Excerpts from an interface dataset:
————————

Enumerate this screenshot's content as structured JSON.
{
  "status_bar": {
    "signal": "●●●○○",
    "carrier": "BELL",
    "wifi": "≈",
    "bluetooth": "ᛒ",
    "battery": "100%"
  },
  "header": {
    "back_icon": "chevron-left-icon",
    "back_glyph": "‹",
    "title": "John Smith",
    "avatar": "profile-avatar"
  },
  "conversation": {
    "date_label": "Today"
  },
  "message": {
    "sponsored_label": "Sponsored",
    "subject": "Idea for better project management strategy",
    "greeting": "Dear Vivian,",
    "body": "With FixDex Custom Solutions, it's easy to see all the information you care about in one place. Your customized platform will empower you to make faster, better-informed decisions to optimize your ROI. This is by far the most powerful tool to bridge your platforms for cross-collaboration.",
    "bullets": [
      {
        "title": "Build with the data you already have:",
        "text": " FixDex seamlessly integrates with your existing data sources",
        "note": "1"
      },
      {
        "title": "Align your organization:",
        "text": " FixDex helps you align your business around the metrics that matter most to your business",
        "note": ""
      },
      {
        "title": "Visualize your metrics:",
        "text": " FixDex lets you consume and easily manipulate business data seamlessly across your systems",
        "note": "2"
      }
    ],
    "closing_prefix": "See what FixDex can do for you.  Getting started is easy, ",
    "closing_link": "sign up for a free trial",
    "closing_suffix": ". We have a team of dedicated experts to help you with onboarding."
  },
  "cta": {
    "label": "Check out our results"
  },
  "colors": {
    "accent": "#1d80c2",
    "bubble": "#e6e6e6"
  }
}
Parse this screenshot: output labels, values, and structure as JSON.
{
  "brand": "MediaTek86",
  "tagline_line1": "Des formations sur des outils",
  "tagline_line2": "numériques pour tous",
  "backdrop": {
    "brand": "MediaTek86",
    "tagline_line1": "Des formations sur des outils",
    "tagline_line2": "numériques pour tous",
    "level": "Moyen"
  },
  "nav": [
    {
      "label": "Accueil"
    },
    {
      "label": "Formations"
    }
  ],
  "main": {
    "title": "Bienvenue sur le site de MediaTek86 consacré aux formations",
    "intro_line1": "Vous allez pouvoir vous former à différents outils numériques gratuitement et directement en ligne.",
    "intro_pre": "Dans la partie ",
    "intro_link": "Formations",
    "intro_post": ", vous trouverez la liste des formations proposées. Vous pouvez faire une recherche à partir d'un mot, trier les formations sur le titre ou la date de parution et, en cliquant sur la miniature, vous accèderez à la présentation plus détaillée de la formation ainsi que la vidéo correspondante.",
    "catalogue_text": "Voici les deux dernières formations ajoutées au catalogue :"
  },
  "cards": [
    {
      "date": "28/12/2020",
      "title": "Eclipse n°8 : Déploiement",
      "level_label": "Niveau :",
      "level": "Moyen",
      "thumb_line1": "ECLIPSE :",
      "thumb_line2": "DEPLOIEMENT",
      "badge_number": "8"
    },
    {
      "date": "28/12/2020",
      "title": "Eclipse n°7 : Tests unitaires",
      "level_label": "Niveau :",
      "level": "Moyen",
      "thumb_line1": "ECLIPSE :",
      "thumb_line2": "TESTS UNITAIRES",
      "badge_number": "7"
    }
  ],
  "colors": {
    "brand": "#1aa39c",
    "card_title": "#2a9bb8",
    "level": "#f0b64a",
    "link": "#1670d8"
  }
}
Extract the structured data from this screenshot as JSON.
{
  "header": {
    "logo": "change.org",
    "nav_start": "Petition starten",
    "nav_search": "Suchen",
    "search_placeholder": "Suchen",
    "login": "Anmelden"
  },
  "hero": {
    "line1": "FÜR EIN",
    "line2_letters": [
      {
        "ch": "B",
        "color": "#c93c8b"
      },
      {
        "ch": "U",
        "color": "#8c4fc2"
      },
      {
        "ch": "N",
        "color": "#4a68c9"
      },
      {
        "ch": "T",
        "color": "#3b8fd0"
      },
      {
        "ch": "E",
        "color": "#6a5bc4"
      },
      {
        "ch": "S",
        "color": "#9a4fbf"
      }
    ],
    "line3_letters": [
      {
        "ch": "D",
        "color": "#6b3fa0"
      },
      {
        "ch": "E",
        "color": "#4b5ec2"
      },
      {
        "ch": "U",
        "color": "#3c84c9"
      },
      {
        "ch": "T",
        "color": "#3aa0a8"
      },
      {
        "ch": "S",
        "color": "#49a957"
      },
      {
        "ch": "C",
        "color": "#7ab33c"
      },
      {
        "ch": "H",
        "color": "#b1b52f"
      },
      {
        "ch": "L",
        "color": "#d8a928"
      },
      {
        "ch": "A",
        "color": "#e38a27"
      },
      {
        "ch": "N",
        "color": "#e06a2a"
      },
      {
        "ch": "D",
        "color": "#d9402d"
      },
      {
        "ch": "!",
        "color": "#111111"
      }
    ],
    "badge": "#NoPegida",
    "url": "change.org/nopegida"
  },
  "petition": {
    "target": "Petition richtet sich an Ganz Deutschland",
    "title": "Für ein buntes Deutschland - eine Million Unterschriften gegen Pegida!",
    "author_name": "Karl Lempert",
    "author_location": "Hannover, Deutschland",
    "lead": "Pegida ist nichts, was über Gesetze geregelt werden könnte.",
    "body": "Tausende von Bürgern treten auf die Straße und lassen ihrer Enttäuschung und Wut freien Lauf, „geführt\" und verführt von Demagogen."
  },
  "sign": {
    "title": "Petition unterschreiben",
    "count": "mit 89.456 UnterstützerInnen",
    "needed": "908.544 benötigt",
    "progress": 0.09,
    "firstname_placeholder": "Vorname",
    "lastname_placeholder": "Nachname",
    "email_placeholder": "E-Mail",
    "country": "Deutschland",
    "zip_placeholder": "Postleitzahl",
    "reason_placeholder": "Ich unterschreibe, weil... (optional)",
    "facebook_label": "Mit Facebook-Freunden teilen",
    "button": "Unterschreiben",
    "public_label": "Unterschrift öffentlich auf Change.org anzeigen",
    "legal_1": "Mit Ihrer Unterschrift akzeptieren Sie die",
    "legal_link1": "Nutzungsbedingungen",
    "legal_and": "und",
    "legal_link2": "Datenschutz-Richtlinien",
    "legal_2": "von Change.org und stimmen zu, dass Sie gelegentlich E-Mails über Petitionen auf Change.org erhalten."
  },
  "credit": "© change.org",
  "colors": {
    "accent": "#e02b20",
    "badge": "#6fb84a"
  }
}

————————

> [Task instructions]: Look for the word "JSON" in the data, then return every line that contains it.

> [Problem solution]:
Enumerate this screenshot's content as structured JSON.
Parse this screenshot: output labels, values, and structure as JSON.
Extract the structured data from this screenshot as JSON.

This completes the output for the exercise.